* Exercise inputs:
○ ○ ○ ○

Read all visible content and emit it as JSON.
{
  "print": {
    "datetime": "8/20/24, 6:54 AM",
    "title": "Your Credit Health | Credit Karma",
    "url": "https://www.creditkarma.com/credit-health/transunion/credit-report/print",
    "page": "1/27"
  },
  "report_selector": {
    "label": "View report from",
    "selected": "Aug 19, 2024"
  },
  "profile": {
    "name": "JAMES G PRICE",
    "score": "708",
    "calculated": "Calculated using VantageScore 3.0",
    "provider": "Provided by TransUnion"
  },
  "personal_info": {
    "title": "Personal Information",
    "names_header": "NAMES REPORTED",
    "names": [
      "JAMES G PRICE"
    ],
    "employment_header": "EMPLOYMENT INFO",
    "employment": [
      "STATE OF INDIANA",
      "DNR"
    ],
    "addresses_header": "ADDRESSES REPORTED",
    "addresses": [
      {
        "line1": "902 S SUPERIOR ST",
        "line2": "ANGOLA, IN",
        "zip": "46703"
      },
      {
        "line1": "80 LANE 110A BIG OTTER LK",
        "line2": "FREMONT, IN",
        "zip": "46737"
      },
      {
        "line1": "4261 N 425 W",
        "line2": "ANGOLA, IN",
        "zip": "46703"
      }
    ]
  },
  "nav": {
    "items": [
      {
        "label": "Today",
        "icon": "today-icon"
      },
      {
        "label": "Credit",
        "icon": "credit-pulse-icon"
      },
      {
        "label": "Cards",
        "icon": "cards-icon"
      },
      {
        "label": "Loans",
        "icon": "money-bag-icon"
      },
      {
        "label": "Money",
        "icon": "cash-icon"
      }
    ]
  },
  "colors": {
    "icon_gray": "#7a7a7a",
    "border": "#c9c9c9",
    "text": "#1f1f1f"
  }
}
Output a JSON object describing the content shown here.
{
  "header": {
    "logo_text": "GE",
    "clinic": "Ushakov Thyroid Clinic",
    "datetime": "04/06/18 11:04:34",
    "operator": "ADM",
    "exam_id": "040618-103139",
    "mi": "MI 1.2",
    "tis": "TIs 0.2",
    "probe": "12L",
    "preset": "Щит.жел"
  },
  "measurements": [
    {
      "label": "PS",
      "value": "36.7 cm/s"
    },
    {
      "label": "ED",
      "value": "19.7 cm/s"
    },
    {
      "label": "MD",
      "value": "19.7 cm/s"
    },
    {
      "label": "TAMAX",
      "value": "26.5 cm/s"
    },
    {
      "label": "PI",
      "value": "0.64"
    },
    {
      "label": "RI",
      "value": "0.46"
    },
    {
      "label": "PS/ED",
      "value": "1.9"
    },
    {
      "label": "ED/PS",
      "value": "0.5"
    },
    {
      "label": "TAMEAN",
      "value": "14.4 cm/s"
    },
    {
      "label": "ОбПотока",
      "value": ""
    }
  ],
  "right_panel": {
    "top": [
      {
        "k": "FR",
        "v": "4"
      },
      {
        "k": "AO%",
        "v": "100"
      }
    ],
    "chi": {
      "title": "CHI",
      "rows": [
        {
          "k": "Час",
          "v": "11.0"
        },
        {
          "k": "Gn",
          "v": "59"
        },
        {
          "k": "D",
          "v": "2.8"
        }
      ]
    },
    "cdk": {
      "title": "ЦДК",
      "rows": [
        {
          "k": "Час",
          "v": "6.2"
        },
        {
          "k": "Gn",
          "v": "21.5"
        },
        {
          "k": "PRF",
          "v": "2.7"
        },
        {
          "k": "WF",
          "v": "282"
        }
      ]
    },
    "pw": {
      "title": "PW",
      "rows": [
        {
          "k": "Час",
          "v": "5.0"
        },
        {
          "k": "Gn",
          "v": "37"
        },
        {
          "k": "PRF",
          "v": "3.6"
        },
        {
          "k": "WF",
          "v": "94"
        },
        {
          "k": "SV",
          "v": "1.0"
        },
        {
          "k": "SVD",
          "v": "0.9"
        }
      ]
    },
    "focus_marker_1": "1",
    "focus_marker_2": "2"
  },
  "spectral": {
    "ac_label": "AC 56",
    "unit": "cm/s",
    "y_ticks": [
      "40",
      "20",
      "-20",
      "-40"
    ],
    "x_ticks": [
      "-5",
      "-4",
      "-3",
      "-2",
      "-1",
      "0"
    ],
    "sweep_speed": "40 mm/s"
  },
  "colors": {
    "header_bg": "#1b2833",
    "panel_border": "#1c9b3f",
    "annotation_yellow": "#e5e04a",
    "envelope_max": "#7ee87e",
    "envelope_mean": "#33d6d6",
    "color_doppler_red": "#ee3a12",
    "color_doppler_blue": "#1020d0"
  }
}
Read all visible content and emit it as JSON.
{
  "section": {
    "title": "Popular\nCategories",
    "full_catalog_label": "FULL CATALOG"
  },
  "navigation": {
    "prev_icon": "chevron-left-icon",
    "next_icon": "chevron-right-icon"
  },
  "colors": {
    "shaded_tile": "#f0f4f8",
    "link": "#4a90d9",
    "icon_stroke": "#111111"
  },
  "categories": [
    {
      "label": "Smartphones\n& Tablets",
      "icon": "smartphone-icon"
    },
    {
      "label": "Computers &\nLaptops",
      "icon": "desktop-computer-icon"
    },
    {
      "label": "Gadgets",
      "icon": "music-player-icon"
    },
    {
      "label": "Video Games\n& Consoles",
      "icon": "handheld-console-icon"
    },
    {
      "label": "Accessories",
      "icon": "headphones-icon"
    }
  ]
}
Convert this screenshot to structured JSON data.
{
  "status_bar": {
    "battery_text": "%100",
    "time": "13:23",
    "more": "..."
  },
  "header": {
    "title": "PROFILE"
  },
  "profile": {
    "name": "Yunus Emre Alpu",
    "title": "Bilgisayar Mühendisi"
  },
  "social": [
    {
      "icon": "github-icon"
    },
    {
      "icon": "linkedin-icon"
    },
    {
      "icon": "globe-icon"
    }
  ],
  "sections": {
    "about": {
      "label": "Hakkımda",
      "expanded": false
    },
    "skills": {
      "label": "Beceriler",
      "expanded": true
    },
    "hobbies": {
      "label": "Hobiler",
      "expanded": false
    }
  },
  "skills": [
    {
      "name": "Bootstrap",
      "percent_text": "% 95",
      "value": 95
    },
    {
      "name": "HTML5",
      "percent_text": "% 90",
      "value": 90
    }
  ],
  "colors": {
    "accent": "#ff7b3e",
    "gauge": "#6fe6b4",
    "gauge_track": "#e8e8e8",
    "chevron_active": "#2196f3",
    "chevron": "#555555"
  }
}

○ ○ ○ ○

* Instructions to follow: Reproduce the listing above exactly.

* Result of the task:
Read all visible content and emit it as JSON.
{
  "print": {
    "datetime": "8/20/24, 6:54 AM",
    "title": "Your Credit Health | Credit Karma",
    "url": "https://www.creditkarma.com/credit-health/transunion/credit-report/print",
    "page": "1/27"
  },
  "report_selector": {
    "label": "View report from",
    "selected": "Aug 19, 2024"
  },
  "profile": {
    "name": "JAMES G PRICE",
    "score": "708",
    "calculated": "Calculated using VantageScore 3.0",
    "provider": "Provided by TransUnion"
  },
  "personal_info": {
    "title": "Personal Information",
    "names_header": "NAMES REPORTED",
    "names": [
      "JAMES G PRICE"
    ],
    "employment_header": "EMPLOYMENT INFO",
    "employment": [
      "STATE OF INDIANA",
      "DNR"
    ],
    "addresses_header": "ADDRESSES REPORTED",
    "addresses": [
      {
        "line1": "902 S SUPERIOR ST",
        "line2": "ANGOLA, IN",
        "zip": "46703"
      },
      {
        "line1": "80 LANE 110A BIG OTTER LK",
        "line2": "FREMONT, IN",
        "zip": "46737"
      },
      {
        "line1": "4261 N 425 W",
        "line2": "ANGOLA, IN",
        "zip": "46703"
      }
    ]
  },
  "nav": {
    "items": [
      {
        "label": "Today",
        "icon": "today-icon"
      },
      {
        "label": "Credit",
        "icon": "credit-pulse-icon"
      },
      {
        "label": "Cards",
        "icon": "cards-icon"
      },
      {
        "label": "Loans",
        "icon": "money-bag-icon"
      },
      {
        "label": "Money",
        "icon": "cash-icon"
      }
    ]
  },
  "colors": {
    "icon_gray": "#7a7a7a",
    "border": "#c9c9c9",
    "text": "#1f1f1f"
  }
}
Output a JSON object describing the content shown here.
{
  "header": {
    "logo_text": "GE",
    "clinic": "Ushakov Thyroid Clinic",
    "datetime": "04/06/18 11:04:34",
    "operator": "ADM",
    "exam_id": "040618-103139",
    "mi": "MI 1.2",
    "tis": "TIs 0.2",
    "probe": "12L",
    "preset": "Щит.жел"
  },
  "measurements": [
    {
      "label": "PS",
      "value": "36.7 cm/s"
    },
    {
      "label": "ED",
      "value": "19.7 cm/s"
    },
    {
      "label": "MD",
      "value": "19.7 cm/s"
    },
    {
      "label": "TAMAX",
      "value": "26.5 cm/s"
    },
    {
      "label": "PI",
      "value": "0.64"
    },
    {
      "label": "RI",
      "value": "0.46"
    },
    {
      "label": "PS/ED",
      "value": "1.9"
    },
    {
      "label": "ED/PS",
      "value": "0.5"
    },
    {
      "label": "TAMEAN",
      "value": "14.4 cm/s"
    },
    {
      "label": "ОбПотока",
      "value": ""
    }
  ],
  "right_panel": {
    "top": [
      {
        "k": "FR",
        "v": "4"
      },
      {
        "k": "AO%",
        "v": "100"
      }
    ],
    "chi": {
      "title": "CHI",
      "rows": [
        {
          "k": "Час",
          "v": "11.0"
        },
        {
          "k": "Gn",
          "v": "59"
        },
        {
          "k": "D",
          "v": "2.8"
        }
      ]
    },
    "cdk": {
      "title": "ЦДК",
      "rows": [
        {
          "k": "Час",
          "v": "6.2"
        },
        {
          "k": "Gn",
          "v": "21.5"
        },
        {
          "k": "PRF",
          "v": "2.7"
        },
        {
          "k": "WF",
          "v": "282"
        }
      ]
    },
    "pw": {
      "title": "PW",
      "rows": [
        {
          "k": "Час",
          "v": "5.0"
        },
        {
          "k": "Gn",
          "v": "37"
        },
        {
          "k": "PRF",
          "v": "3.6"
        },
        {
          "k": "WF",
          "v": "94"
        },
        {
          "k": "SV",
          "v": "1.0"
        },
        {
          "k": "SVD",
          "v": "0.9"
        }
      ]
    },
    "focus_marker_1": "1",
    "focus_marker_2": "2"
  },
  "spectral": {
    "ac_label": "AC 56",
    "unit": "cm/s",
    "y_ticks": [
      "40",
      "20",
      "-20",
      "-40"
    ],
    "x_ticks": [
      "-5",
      "-4",
      "-3",
      "-2",
      "-1",
      "0"
    ],
    "sweep_speed": "40 mm/s"
  },
  "colors": {
    "header_bg": "#1b2833",
    "panel_border": "#1c9b3f",
    "annotation_yellow": "#e5e04a",
    "envelope_max": "#7ee87e",
    "envelope_mean": "#33d6d6",
    "color_doppler_red": "#ee3a12",
    "color_doppler_blue": "#1020d0"
  }
}
Read all visible content and emit it as JSON.
{
  "section": {
    "title": "Popular\nCategories",
    "full_catalog_label": "FULL CATALOG"
  },
  "navigation": {
    "prev_icon": "chevron-left-icon",
    "next_icon": "chevron-right-icon"
  },
  "colors": {
    "shaded_tile": "#f0f4f8",
    "link": "#4a90d9",
    "icon_stroke": "#111111"
  },
  "categories": [
    {
      "label": "Smartphones\n& Tablets",
      "icon": "smartphone-icon"
    },
    {
      "label": "Computers &\nLaptops",
      "icon": "desktop-computer-icon"
    },
    {
      "label": "Gadgets",
      "icon": "music-player-icon"
    },
    {
      "label": "Video Games\n& Consoles",
      "icon": "handheld-console-icon"
    },
    {
      "label": "Accessories",
      "icon": "headphones-icon"
    }
  ]
}
Convert this screenshot to structured JSON data.
{
  "status_bar": {
    "battery_text": "%100",
    "time": "13:23",
    "more": "..."
  },
  "header": {
    "title": "PROFILE"
  },
  "profile": {
    "name": "Yunus Emre Alpu",
    "title": "Bilgisayar Mühendisi"
  },
  "social": [
    {
      "icon": "github-icon"
    },
    {
      "icon": "linkedin-icon"
    },
    {
      "icon": "globe-icon"
    }
  ],
  "sections": {
    "about": {
      "label": "Hakkımda",
      "expanded": false
    },
    "skills": {
      "label": "Beceriler",
      "expanded": true
    },
    "hobbies": {
      "label": "Hobiler",
      "expanded": false
    }
  },
  "skills": [
    {
      "name": "Bootstrap",
      "percent_text": "% 95",
      "value": 95
    },
    {
      "name": "HTML5",
      "percent_text": "% 90",
      "value": 90
    }
  ],
  "colors": {
    "accent": "#ff7b3e",
    "gauge": "#6fe6b4",
    "gauge_track": "#e8e8e8",
    "chevron_active": "#2196f3",
    "chevron": "#555555"
  }
}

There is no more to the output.